But with South Africa I am also humbled to be sharing the continuing quest that we all share for genuine social justice, full equality, sustained economic growth, and stable, satisfying, and equitable statehood. This is a challenge that all of us face. South Africa has made this incredible leap forward in the battle for equality and freedom for all of its people; but the struggle for economic and social justice and other aspects of statehood continues, and we share the struggle, all of us together. The Middle East is a particularly strong example of troubles in many different forms, in many different countries, and for many different reasons, so I hope that I can share with you a few thoughts about why the Middle East is so violent and turbulent, particularly the Arab world, because really the problems we’re talking about are mostly in the Arab world. The non-Arab Middle East — Israel, Turkey, Iran — certainly have challenges and issues, but the real problems, the violence, the instability, the fragmentation, the extremism, are mostly taking place in Arab countries, and I will try to give you some analysis and explanations about that.
I would also add that this is clearly a situation where institutes like MISTRA and my institute, the Issam Fares Institute for Pubic Policy and International Affairs at the American University of Beirut, and many others here and in the Middle East, really need to share notes and experiences, and work together to fully understand the universal dynamics that define much of what is happening in both of our worlds, in both of our regions. I’m sure that by greater exchanges of researchers, of analysts, of political activists, of public policy officials, that we can gain great insights into the experiences that we’ve each had, and therefore perhaps contribute to finding those elusive solutions that we all seek.
To read more, download PDF of lecture: Rami Khouri Annual Lecture 2015 final.pdf
* Rami G Khouri is a Senior Public Policy Fellow at the Issam Fares Institute for Public Policy and International Affairs, American University of Beirut. He is a Columnist and Editor at large at The Daily Star newspaper, Beirut, Lebanon and author of A View from the Arab World, an internationally syndicated political column. He is an author of books, and newspaper and magazine articles, and a lecturer in media & politics at the American University of Beirut, Northeastern University.

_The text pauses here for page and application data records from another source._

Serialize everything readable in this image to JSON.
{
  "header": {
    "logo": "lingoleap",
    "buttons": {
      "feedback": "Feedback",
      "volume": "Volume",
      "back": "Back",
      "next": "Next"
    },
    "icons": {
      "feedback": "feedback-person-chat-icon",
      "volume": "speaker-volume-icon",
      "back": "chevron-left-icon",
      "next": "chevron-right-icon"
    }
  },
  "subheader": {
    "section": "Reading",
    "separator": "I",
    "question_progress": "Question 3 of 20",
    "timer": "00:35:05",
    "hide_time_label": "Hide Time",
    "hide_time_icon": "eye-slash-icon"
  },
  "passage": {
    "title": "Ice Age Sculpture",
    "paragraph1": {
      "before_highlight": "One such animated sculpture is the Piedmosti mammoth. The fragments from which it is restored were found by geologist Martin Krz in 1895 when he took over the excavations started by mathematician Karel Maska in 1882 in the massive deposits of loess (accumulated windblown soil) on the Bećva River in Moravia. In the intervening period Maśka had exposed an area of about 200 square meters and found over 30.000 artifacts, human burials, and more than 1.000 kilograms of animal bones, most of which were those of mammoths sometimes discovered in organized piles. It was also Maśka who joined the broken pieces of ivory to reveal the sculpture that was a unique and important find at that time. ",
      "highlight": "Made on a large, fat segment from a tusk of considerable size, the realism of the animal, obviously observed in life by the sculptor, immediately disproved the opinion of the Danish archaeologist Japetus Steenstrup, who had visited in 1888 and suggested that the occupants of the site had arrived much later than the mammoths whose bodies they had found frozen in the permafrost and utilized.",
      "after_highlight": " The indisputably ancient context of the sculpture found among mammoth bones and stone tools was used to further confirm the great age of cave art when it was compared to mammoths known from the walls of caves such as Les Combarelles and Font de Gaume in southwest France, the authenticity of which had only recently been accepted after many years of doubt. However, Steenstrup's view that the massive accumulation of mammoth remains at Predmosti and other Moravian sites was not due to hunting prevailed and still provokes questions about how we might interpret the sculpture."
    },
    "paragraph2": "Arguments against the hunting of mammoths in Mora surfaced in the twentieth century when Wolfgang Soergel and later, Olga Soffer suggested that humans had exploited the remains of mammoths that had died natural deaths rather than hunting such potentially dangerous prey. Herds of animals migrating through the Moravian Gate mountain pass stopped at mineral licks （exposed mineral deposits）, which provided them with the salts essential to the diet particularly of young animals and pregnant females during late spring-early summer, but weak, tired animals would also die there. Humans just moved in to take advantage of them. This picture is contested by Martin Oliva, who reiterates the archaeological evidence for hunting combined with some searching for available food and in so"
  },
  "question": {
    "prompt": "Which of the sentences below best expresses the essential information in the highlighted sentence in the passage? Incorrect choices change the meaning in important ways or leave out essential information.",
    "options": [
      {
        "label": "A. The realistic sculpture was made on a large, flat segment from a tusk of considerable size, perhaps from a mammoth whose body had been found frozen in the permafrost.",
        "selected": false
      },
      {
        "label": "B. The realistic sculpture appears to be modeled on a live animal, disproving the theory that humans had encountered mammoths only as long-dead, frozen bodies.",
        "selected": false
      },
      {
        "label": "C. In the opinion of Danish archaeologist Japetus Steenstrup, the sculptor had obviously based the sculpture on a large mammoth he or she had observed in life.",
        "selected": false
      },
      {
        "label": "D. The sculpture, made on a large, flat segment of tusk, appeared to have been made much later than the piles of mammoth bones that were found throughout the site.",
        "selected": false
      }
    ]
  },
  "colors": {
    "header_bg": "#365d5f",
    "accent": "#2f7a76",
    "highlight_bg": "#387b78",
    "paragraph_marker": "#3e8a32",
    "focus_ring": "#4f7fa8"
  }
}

He is a non-resident senior fellow at the JFK School of Government at Harvard University. And is a frequent analyst/commentator on current affairs on BBC radio and television, CNN, NPR, Al-Jazeera International, and other leading international media.